“Definitely enthusiastic, happy, very blessed to be doing a job I love to do,” he said. “Have an infinite amount of gratitude for that. We’re chasing our dream and actually living our dream.”

Jeff Gordon visits Michigan

Retired four-time NASCAR series champion Jeff Gordon was on campus Wednesday to help announce a research partnership involving Axalta, U-M and Hendrick Motorsports, and he stopped by Harbaugh’s office and visited with Michigan softball coach Carol Hutchins and her team.

Very appropriately, Tera Blanco, who wears No. 24, presented Gordon, who drove the 24 car, with a Michigan softball T-shirt.

Salary released

New Michigan defensive backs assistant Brian Smith, who played and worked for Michigan defensive coordinator Don Brown when he was at UMass, will make $150,000 this year, according to information released Wednesday and obtained by The Detroit News through an open records request.

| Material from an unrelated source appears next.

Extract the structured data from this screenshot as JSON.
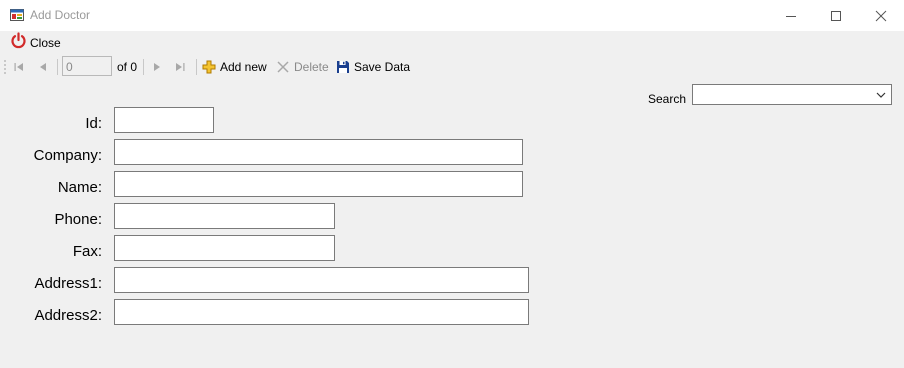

Smith’s contract, however, is not yet available. He joined Michigan’s staff after working as the Philadelphia Eagles’ assistant linebackers coach.

“He was a tremendous player, a tremendous leader,” Brown said Tuesday night when asked about working with Smith. “Won a (FCS) national championship as a player and helped me coach a team that went to the national championship. I’m glad to be back with him. He’s a great dude.”